Remember the Gravity Blanket (opens in new tab), that high-tech blanket that raised almost $5 million on Kickstarter in 2017?
That's now one of the world's best weighted blankets. These used to be a therapist's tool but have since exploded into the mainstream in the past two years. If you feel like everyone you know is buying, talking about or researching these blankets, you're not alone.
So what is a weighted blanket and do you need one? Read on for answers...
What is a weighted blanket used for?
Weighted blankets are filled with glass, plastic beads or other pellets that make them much heavier than a standard blanket. If you've ever used a neck pillow or hot wrap filled with microbeads, a weighted blanket feels a bit like that.
What are the benefits of a weighted blanket?
There's not yet a lot of conclusive research on the benefits. As is the case with many sleep aids, from white-noise machines to melatonin pills, not everything will work for everyone. Traditionally, weighted blankets have been used in clinical settings to help patients with conditions like autism to focus on sensory experiences, and to calm emotions and nerves.
Today, manufacturers tend to tout their blankets as relaxation tools to prevent both anxiety and insomnia. In theory, a heavier cover does a better job of molding to your body, making you more comfortable and secure. It also puts up more resistance, making it harder for you to toss and turn, and slowing down your heart rate and breathing.
Some research also indicates that the sensation of "slow, gentle touch" may activate areas of a user's brain that process emotion, and help create pleasant sensations. If you've had a backrub or massage before, you may have experienced this.
Other experts claim (opens in new tab) that by replicating the sensation of hugging, weighted blankets can increase production of oxytocin (known to facilitate relationships and bonding), dopamine and melatonin, and even reduce sleepwalking.
But most of the studies done on this topic are small, and there's no consensus in the scientific community about the efficacy of these blankets. A 2012 study published in Australasian Psychiatry found that weighted blankets in an inpatient facility decreased users' anxiety and stress, while a 2014 study found no difference between real weighted blankets and placebo blankets when it came to helping autistic children to sleep.
A 2016 study published in the Journal of the Formosan Medical Association found that participants who wore a weighted blanket during wisdom-tooth extraction experienced more positive emotions. However, the authors noted that further research into the matter is necessary.
How much do they cost?
Weighted blankets vary in price, but most cost over $100. Blankets for small children can hover between $50 and $70, while queen- and king-size blankets can run upward of $190, and cooling blankets are often over $200.
Amazon's best-selling model, the YnM Weighted Blanket (opens in new tab), ranges from $49.90 to $199. Another best-seller, the Quility Premium Weighted Blanket (opens in new tab) goes for $69.70 to $189.70. Pricing varies based on the weight and size of your product.
Are there any drawbacks?
Weighted blankets have a few downsides that are worth keeping in mind.

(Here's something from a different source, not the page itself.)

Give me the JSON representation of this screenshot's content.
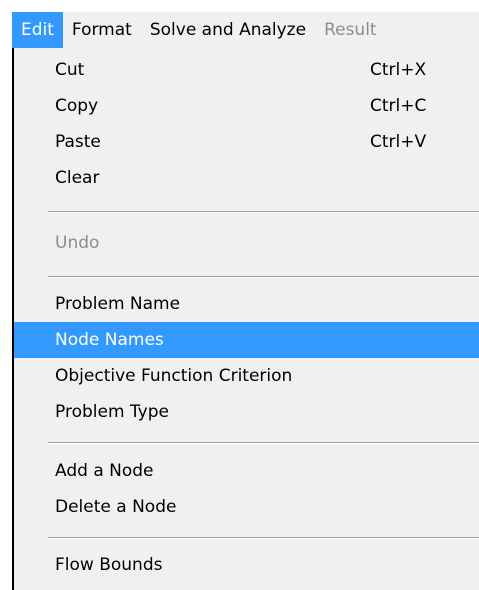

For one, as heavy blankets do, they can get quite hot. If this is a particular concern for you, there are some weighted blankets specifically designed to keep you cool. Partners can also complicate things: If the two of you are different sizes, it may be hard to find a blanket that's comfy for both of you.
As with any product, there are pros and cons. It's important to know yourself, your needs and your sleep habits to determine if a weighted blanket is right for you. It may also be worth giving your product of choice a test run — some manufacturers, such as Blanquil (opens in new tab), offer trial periods and flexible return policies.
Is it safe for kids to sleep with a weighted blanket?
Experts don't recommend (opens in new tab) that weighted blankets be given to kids under 8 without a doctor's permission. Younger children could risk suffocation.
Are there cooling versions available?
If you're interested in a weighted blanket, but are worried that you'll be too toasty beneath it, you may want to look into a cooling weighted blanket. Products like the Coolmax Weighted Blanket (opens in new tab) and the Blanquil Chill (opens in new tab) are made of breathable fabric that redistributes your moisture and vents you at night.
Can you make one yourself?
You can make a weighted blanket if you have fabric, pellets and time to assemble it. As with any DIY project, however, you’ll need to take a realistic look at the time, materials and skill you have before committing to the project, and keep your expectations realistic.